--- Website and app data records ---
------------------------------------------------------------------------

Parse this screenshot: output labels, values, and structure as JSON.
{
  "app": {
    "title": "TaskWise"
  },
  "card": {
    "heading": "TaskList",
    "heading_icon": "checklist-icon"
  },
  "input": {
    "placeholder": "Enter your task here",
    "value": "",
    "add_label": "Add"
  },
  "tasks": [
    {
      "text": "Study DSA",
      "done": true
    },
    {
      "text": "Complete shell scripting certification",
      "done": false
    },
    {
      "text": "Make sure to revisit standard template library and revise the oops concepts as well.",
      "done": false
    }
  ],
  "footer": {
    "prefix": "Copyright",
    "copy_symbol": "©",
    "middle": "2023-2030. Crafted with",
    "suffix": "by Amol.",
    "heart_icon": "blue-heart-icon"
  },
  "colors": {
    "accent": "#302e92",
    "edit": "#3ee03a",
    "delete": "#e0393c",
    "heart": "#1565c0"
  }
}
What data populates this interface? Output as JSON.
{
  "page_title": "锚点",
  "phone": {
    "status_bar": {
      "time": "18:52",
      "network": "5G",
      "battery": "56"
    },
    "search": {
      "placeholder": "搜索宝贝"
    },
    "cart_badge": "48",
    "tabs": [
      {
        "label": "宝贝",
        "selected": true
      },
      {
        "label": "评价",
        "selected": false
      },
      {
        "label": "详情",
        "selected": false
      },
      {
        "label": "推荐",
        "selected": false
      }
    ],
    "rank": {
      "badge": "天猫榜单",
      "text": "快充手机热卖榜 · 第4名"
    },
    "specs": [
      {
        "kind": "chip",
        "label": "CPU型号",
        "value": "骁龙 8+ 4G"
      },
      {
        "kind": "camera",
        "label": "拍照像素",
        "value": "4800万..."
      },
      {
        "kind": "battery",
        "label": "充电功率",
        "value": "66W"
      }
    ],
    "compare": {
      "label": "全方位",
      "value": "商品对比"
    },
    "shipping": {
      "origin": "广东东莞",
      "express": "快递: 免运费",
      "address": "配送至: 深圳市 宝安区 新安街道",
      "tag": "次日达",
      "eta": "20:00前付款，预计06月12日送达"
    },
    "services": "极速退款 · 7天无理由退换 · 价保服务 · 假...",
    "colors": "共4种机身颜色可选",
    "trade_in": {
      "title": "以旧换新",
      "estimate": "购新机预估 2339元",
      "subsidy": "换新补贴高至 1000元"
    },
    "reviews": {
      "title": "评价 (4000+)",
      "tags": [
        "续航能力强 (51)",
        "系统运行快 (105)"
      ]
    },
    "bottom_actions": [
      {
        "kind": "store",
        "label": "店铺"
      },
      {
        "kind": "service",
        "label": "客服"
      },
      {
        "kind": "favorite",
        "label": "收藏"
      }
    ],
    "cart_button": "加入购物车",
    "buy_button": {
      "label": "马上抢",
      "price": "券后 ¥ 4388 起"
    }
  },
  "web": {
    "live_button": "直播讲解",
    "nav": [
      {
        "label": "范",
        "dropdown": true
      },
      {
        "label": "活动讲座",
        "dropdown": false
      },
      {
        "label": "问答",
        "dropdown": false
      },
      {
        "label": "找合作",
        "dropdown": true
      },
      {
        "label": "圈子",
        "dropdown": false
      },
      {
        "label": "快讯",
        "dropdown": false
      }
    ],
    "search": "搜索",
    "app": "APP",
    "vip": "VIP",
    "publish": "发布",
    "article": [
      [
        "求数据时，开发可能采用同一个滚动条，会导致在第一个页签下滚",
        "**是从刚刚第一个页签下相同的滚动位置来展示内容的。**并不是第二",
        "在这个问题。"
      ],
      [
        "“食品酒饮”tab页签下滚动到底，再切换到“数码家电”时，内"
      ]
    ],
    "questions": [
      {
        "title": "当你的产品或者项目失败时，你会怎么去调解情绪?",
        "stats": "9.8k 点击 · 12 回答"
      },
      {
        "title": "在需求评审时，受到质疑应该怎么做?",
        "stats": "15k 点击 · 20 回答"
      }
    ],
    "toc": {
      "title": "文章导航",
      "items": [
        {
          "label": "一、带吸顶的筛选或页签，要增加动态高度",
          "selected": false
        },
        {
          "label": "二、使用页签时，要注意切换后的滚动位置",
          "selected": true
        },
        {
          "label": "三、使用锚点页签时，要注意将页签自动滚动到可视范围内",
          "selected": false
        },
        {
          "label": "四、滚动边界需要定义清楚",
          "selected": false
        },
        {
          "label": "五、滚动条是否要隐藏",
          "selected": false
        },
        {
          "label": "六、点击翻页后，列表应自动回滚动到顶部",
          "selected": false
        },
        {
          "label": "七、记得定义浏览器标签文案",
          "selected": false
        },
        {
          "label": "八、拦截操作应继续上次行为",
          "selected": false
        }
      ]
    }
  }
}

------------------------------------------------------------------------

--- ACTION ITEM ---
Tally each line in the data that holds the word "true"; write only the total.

--- YOUR SOLUTION ---
5